=== TASK GOAL ===
The records must be retyped exactly, with no pictures included.
[[ SUPPLIED MATERIAL open ]]
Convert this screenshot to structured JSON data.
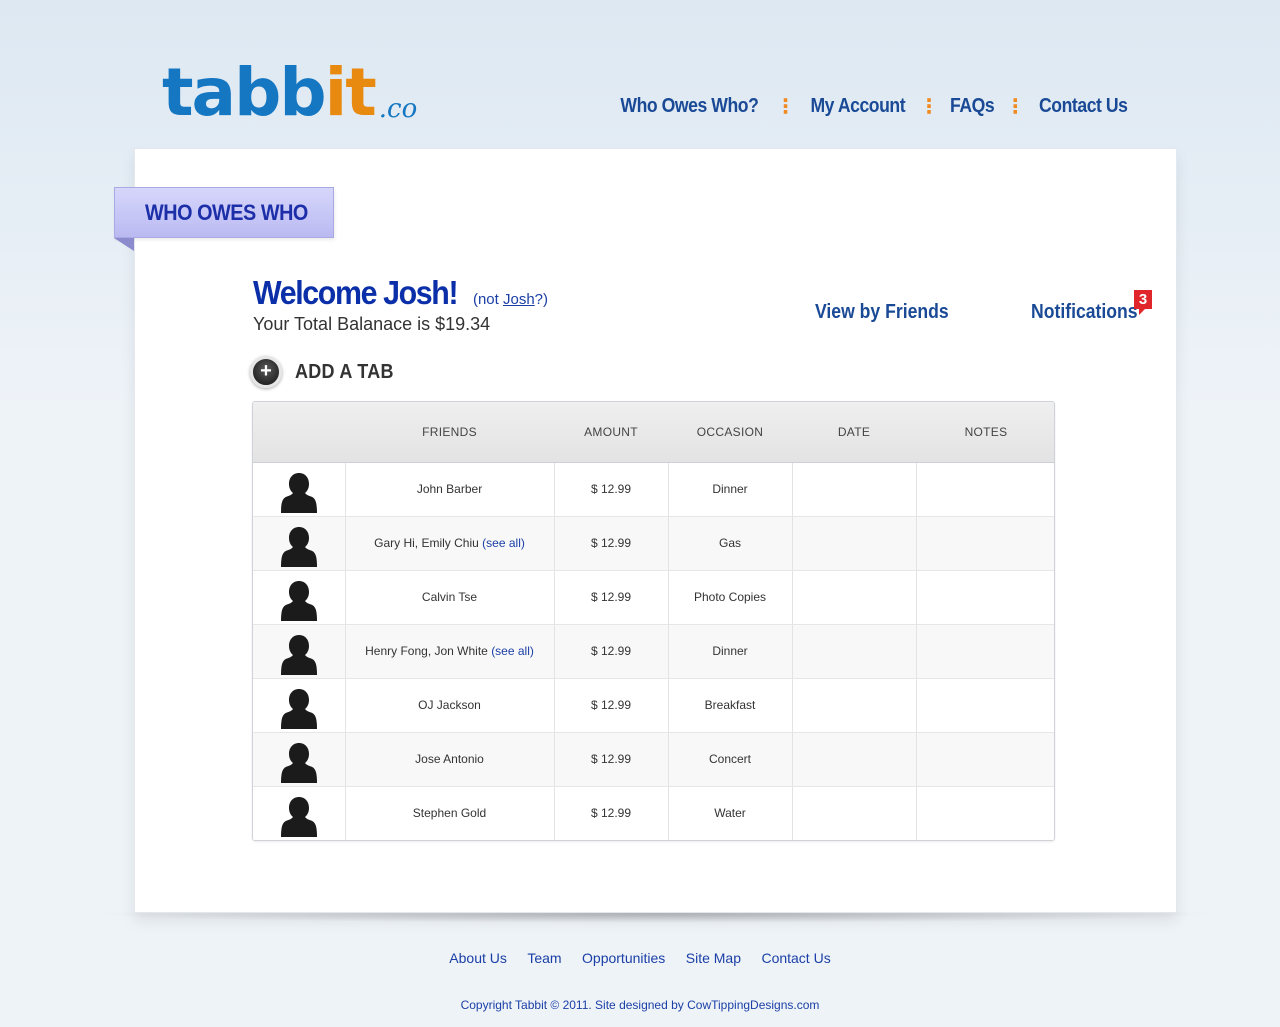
{
  "logo": {
    "part1": "tabb",
    "part2": "it",
    "suffix": ".co"
  },
  "topnav": {
    "items": [
      "Who Owes Who?",
      "My Account",
      "FAQs",
      "Contact Us"
    ],
    "separator": "⋮"
  },
  "ribbon": {
    "label": "WHO OWES WHO"
  },
  "welcome": {
    "title": "Welcome Josh!",
    "not_prefix": "(not ",
    "not_name": "Josh",
    "not_suffix": "?)",
    "balance": "Your Total Balanace is $19.34"
  },
  "actions": {
    "view_by_friends": "View by Friends",
    "notifications": "Notifications",
    "notifications_count": "3"
  },
  "add_tab": {
    "icon": "+",
    "label": "ADD A TAB"
  },
  "table": {
    "columns": [
      "",
      "FRIENDS",
      "AMOUNT",
      "OCCASION",
      "DATE",
      "NOTES"
    ],
    "see_all_label": "(see all)",
    "rows": [
      {
        "friends": "John Barber",
        "see_all": false,
        "amount": "$ 12.99",
        "occasion": "Dinner",
        "date": "",
        "notes": ""
      },
      {
        "friends": "Gary Hi, Emily Chiu",
        "see_all": true,
        "amount": "$ 12.99",
        "occasion": "Gas",
        "date": "",
        "notes": ""
      },
      {
        "friends": "Calvin Tse",
        "see_all": false,
        "amount": "$ 12.99",
        "occasion": "Photo Copies",
        "date": "",
        "notes": ""
      },
      {
        "friends": "Henry Fong, Jon White",
        "see_all": true,
        "amount": "$ 12.99",
        "occasion": "Dinner",
        "date": "",
        "notes": ""
      },
      {
        "friends": "OJ Jackson",
        "see_all": false,
        "amount": "$ 12.99",
        "occasion": "Breakfast",
        "date": "",
        "notes": ""
      },
      {
        "friends": "Jose Antonio",
        "see_all": false,
        "amount": "$ 12.99",
        "occasion": "Concert",
        "date": "",
        "notes": ""
      },
      {
        "friends": "Stephen Gold",
        "see_all": false,
        "amount": "$ 12.99",
        "occasion": "Water",
        "date": "",
        "notes": ""
      }
    ]
  },
  "footer": {
    "links": [
      "About Us",
      "Team",
      "Opportunities",
      "Site Map",
      "Contact Us"
    ],
    "copyright": "Copyright Tabbit © 2011. Site designed by CowTippingDesigns.com"
  },
  "colors": {
    "brand_blue": "#1577c2",
    "brand_orange": "#e98a10",
    "nav_blue": "#1a4a96",
    "badge_red": "#e0252b",
    "ribbon_purple": "#c8c8f7"
  }
}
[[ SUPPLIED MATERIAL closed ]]
=== EXPECTED ANSWER ===
Convert this screenshot to structured JSON data.
{
  "logo": {
    "part1": "tabb",
    "part2": "it",
    "suffix": ".co"
  },
  "topnav": {
    "items": [
      "Who Owes Who?",
      "My Account",
      "FAQs",
      "Contact Us"
    ],
    "separator": "⋮"
  },
  "ribbon": {
    "label": "WHO OWES WHO"
  },
  "welcome": {
    "title": "Welcome Josh!",
    "not_prefix": "(not ",
    "not_name": "Josh",
    "not_suffix": "?)",
    "balance": "Your Total Balanace is $19.34"
  },
  "actions": {
    "view_by_friends": "View by Friends",
    "notifications": "Notifications",
    "notifications_count": "3"
  },
  "add_tab": {
    "icon": "+",
    "label": "ADD A TAB"
  },
  "table": {
    "columns": [
      "",
      "FRIENDS",
      "AMOUNT",
      "OCCASION",
      "DATE",
      "NOTES"
    ],
    "see_all_label": "(see all)",
    "rows": [
      {
        "friends": "John Barber",
        "see_all": false,
        "amount": "$ 12.99",
        "occasion": "Dinner",
        "date": "",
        "notes": ""
      },
      {
        "friends": "Gary Hi, Emily Chiu",
        "see_all": true,
        "amount": "$ 12.99",
        "occasion": "Gas",
        "date": "",
        "notes": ""
      },
      {
        "friends": "Calvin Tse",
        "see_all": false,
        "amount": "$ 12.99",
        "occasion": "Photo Copies",
        "date": "",
        "notes": ""
      },
      {
        "friends": "Henry Fong, Jon White",
        "see_all": true,
        "amount": "$ 12.99",
        "occasion": "Dinner",
        "date": "",
        "notes": ""
      },
      {
        "friends": "OJ Jackson",
        "see_all": false,
        "amount": "$ 12.99",
        "occasion": "Breakfast",
        "date": "",
        "notes": ""
      },
      {
        "friends": "Jose Antonio",
        "see_all": false,
        "amount": "$ 12.99",
        "occasion": "Concert",
        "date": "",
        "notes": ""
      },
      {
        "friends": "Stephen Gold",
        "see_all": false,
        "amount": "$ 12.99",
        "occasion": "Water",
        "date": "",
        "notes": ""
      }
    ]
  },
  "footer": {
    "links": [
      "About Us",
      "Team",
      "Opportunities",
      "Site Map",
      "Contact Us"
    ],
    "copyright": "Copyright Tabbit © 2011. Site designed by CowTippingDesigns.com"
  },
  "colors": {
    "brand_blue": "#1577c2",
    "brand_orange": "#e98a10",
    "nav_blue": "#1a4a96",
    "badge_red": "#e0252b",
    "ribbon_purple": "#c8c8f7"
  }
}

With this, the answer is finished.